Spacewalking astronauts briefly lose ground link

CAPE CANAVERAL, Florida Wed Sep 2, 2009 8:20am EDT

Space Shuttle Discovery astronauts Danny Olivas and Nicole Stott exit the International Space Station's Qwest airlock at the beginning of their spacewalk in this image from NASA TV September 1, 2009. REUTERS/NASA TV

Space Shuttle Discovery astronauts Danny Olivas and Nicole Stott exit the International Space Station's Qwest airlock at the beginning of their spacewalk in this image from NASA TV September 1, 2009.

Credit: Reuters/NASA TV

Related Topics

CAPE CANAVERAL, Florida (Reuters) - Spacewalking astronauts outside the International Space Station lost touch with ground controllers for 33 minutes on Tuesday when a storm knocked out their radio link.

Spacewalkers Danny Olivas and Nicole Stott kept working outside the International Space Station during the communications blackout under the watchful eyes of their crewmates.

"This is no safety of flight issue," said NASA commentator Rob Navias from Mission Control in Houston, which gets its satellite feeds from the shuttle and space station via a ground antenna in White Sands, New Mexico.

The New Mexico station was using a relay through Guam, which was cut off due to a storm, Navias said. The spacewalk, the first of three scheduled for shuttle Discovery's mission, was scheduled to end at 12:19 a.m. (0419 GMT).

Olivas and Stott were about halfway through their planned 6 1/2-hour spacewalk when the communications blackout occurred.

They had already finished their main task of the outing, disconnecting a spent tank of ammonia. A replacement tank of coolant is scheduled to be installed by Olivas and European Space Agency astronaut Christer Fuglesang during the mission's second spacewalk on Thursday.

Discovery arrived at the station on Sunday to deliver more than 7 tons of food, supplies, equipment and spare parts to the $100 billion orbital outpost, a project of 16 nations that is nearing completion after more than a decade of construction.

The shuttle is due back at the Kennedy Space Center in Florida on September 10.

(Editing by Peter Cooney)

FILED UNDER:
Photo

After wave of QE, onus shifts to leaders to boost economy

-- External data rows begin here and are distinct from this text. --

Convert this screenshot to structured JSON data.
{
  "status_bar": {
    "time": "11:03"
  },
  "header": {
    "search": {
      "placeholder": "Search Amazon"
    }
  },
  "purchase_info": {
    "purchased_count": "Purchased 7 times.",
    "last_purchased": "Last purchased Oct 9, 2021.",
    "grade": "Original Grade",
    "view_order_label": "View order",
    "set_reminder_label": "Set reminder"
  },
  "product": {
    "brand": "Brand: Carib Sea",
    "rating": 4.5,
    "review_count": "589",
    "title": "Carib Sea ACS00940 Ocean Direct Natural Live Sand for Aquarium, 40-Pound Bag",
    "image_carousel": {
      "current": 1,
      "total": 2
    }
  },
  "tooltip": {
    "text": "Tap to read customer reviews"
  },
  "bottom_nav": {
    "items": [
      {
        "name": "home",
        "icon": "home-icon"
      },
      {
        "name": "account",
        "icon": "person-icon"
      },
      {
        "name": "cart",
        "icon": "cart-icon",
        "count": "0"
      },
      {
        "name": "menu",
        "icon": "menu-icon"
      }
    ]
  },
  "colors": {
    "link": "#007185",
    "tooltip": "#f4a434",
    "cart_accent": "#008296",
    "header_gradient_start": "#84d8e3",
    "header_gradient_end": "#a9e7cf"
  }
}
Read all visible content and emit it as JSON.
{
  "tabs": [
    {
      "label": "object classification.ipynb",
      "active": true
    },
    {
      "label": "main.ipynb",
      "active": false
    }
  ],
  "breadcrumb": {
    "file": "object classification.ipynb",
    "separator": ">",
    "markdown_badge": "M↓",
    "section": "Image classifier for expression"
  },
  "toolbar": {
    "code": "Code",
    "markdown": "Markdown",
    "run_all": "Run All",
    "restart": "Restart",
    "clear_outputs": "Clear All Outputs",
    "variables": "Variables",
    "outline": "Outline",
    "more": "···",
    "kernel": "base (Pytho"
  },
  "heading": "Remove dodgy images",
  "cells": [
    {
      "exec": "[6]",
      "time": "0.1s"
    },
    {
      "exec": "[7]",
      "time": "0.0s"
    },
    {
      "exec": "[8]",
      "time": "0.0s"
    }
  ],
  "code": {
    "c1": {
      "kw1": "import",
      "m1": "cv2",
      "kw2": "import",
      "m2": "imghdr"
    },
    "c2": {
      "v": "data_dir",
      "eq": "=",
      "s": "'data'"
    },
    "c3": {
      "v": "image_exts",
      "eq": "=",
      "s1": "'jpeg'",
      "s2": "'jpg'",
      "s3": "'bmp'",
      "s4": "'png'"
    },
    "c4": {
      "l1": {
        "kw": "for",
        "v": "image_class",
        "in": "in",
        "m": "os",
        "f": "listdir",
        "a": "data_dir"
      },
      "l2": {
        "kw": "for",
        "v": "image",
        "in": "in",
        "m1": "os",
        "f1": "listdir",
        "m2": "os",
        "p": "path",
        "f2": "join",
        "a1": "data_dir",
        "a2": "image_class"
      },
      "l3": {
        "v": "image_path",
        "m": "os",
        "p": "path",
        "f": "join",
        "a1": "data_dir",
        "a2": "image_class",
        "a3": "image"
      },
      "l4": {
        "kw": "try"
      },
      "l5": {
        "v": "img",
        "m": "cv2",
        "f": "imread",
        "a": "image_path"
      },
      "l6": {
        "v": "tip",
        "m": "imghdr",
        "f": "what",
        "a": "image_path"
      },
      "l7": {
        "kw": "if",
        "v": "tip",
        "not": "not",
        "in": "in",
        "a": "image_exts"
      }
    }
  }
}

DAVOS, Switzerland - Central banks have done their best to rescue the world economy by printing money and politicians must now act fast to enact structural reforms and pro-investment policies to boost growth, central bankers said on Saturday.